There is nothing that would kill the Doctor sooner than the non-appearance of his name for 'twelve months in the public journals. They are the sun of his existence; their light withdrawn from him, he expires. Hence, we behold the press labour, every year, with a volume of some description of verse from his pen. If he cannot exude original stanzas, he tries his hand at imitations, and these failing, he scampers over all Europe to discover a poor poet whose name nobody here ever heard of before, and straight he converts a parcel of the said poet's unintelligible rhymes, into still more unintelligible English. It is of no consequence to the translator whether the foreign compositions which he imports are deserving of our notice; whether there be amongst them a single novel thought, a gleam of a bright imagination. The consideration of merit or deinerit never enters his head. The original is Torasem,

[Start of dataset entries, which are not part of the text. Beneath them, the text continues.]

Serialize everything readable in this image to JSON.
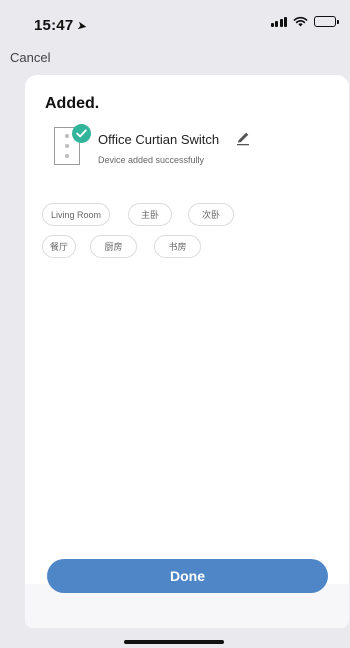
{
  "status_bar": {
    "time": "15:47",
    "location_glyph": "➤",
    "icons": [
      "signal-icon",
      "wifi-icon",
      "battery-icon"
    ]
  },
  "nav": {
    "cancel_label": "Cancel"
  },
  "card": {
    "title": "Added.",
    "device": {
      "name": "Office Curtian Switch",
      "status": "Device added successfully",
      "icons": [
        "switch-device-icon",
        "check-icon",
        "edit-pencil-icon"
      ]
    },
    "rooms": [
      "Living Room",
      "主卧",
      "次卧",
      "餐厅",
      "厨房",
      "书房"
    ],
    "done_label": "Done"
  },
  "colors": {
    "accent": "#4f86c8",
    "success": "#30b59b",
    "background": "#e9e9ee",
    "card": "#ffffff"
  }
}
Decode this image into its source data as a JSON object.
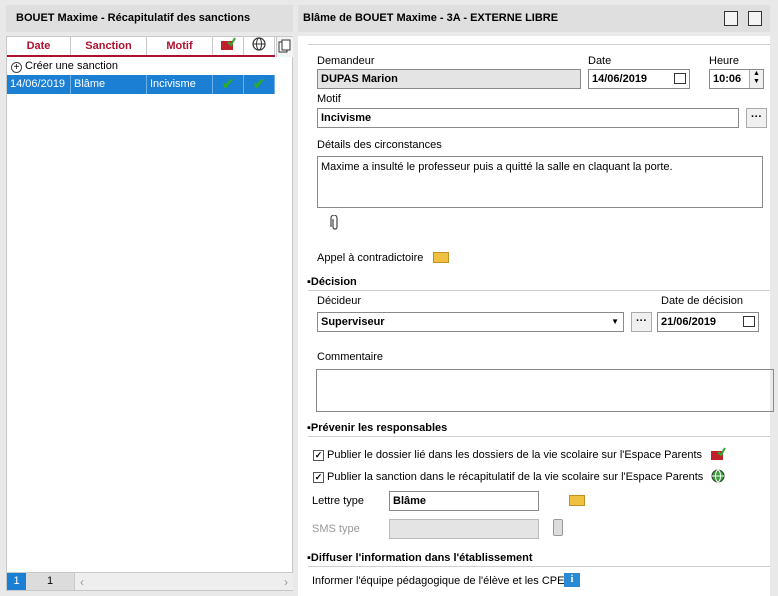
{
  "left": {
    "title": "BOUET Maxime - Récapitulatif des sanctions",
    "columns": [
      "Date",
      "Sanction",
      "Motif"
    ],
    "create_label": "Créer une sanction",
    "row": {
      "date": "14/06/2019",
      "sanction": "Blâme",
      "motif": "Incivisme"
    },
    "pager": {
      "first": "1",
      "current": "1"
    }
  },
  "right": {
    "title": "Blâme de BOUET Maxime  - 3A - EXTERNE LIBRE",
    "demandeur_label": "Demandeur",
    "demandeur_value": "DUPAS Marion",
    "date_label": "Date",
    "date_value": "14/06/2019",
    "heure_label": "Heure",
    "heure_value": "10:06",
    "motif_label": "Motif",
    "motif_value": "Incivisme",
    "details_label": "Détails des circonstances",
    "details_value": "Maxime a insulté le professeur puis a quitté la salle en claquant la porte.",
    "appel_label": "Appel à contradictoire",
    "decision_section": "Décision",
    "decideur_label": "Décideur",
    "decideur_value": "Superviseur",
    "date_decision_label": "Date de décision",
    "date_decision_value": "21/06/2019",
    "commentaire_label": "Commentaire",
    "prevenir_section": "Prévenir les responsables",
    "check1_label": "Publier le dossier lié dans les dossiers de la vie scolaire sur l'Espace Parents",
    "check2_label": "Publier la sanction dans le récapitulatif de la vie scolaire sur l'Espace Parents",
    "lettre_label": "Lettre type",
    "lettre_value": "Blâme",
    "sms_label": "SMS type",
    "diffuser_section": "Diffuser l'information dans l'établissement",
    "informer_label": "Informer l'équipe pédagogique de l'élève et les CPE",
    "dots": "···"
  },
  "colors": {
    "accent": "#b01030",
    "selection": "#1b7fd4",
    "check": "#2ea82e"
  }
}
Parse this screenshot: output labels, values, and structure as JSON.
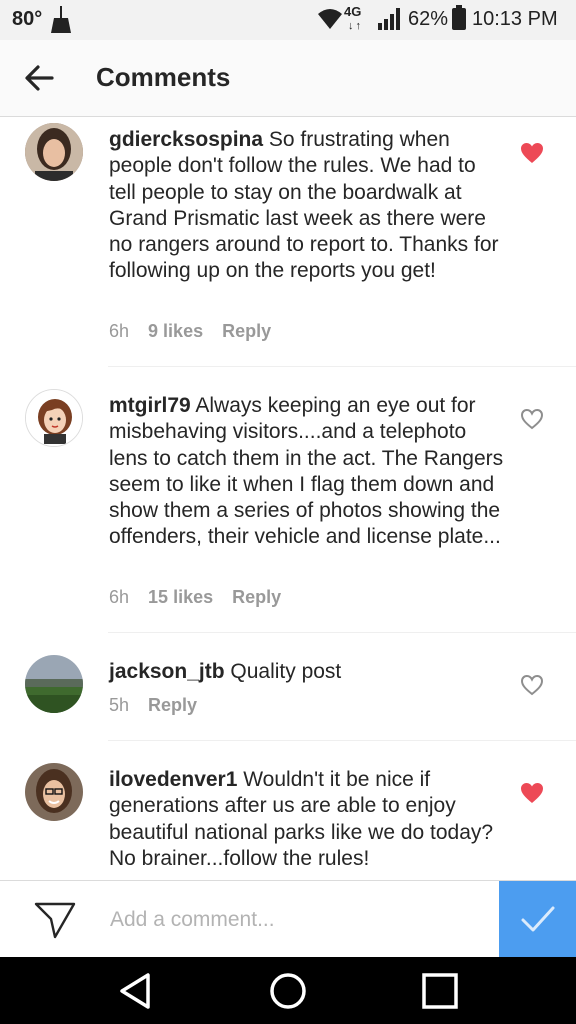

a translation. .• The dresses of Hungary and Transylvaná vecorate many books, and are the subject of many pictures. Here are some of the adornings of the inward man,
here is something of the costume of the mind.' This is the language which the Doctor uses in his introduction, the sign which swings over his door, in order to indicate the wares which he has to sell. If a country be interesting to the eye, and the inhabitants dress after their own fashion, it follows that they must be poetical, and that their poets have described their 'inward adornings! This is precisely the summary of the learned Doctor's argument, and the foundation of his practice.
In the number of this journal for May, 1827, we gave a concise view of the language and literature of Hungary, together with some specimens of the poetry of Alexander Kisfaludy, the only writer whom that country has yet produced, deserving of the slightest praise from foreigners. What will the reader say, when he learns that Doctor Bowring has ferretted out, at least, fifty other Hungarians who have scaled the mountain of the Muses ? From the compositions of about half that number, he has translated as many verses as suited his purpose, to which he has added a collection of Hungarian Popular Songs;' a collection which, we are told, would have been much larger, if the parcel in which the addenda were sent from Transylvania had not (we are happy to add) been lost on the way.
Now come we to close quarters with the Doctor of Civil and Canon Law. Listen to Demetrius Csati’s anglicized description of the conquest of the Magyar land by the Scythians :
• In their communion all was union,
A fearful multitude.
And greatest riches had.
The Duna's * waters clear;
The Duna's stream to track;
* The Danube,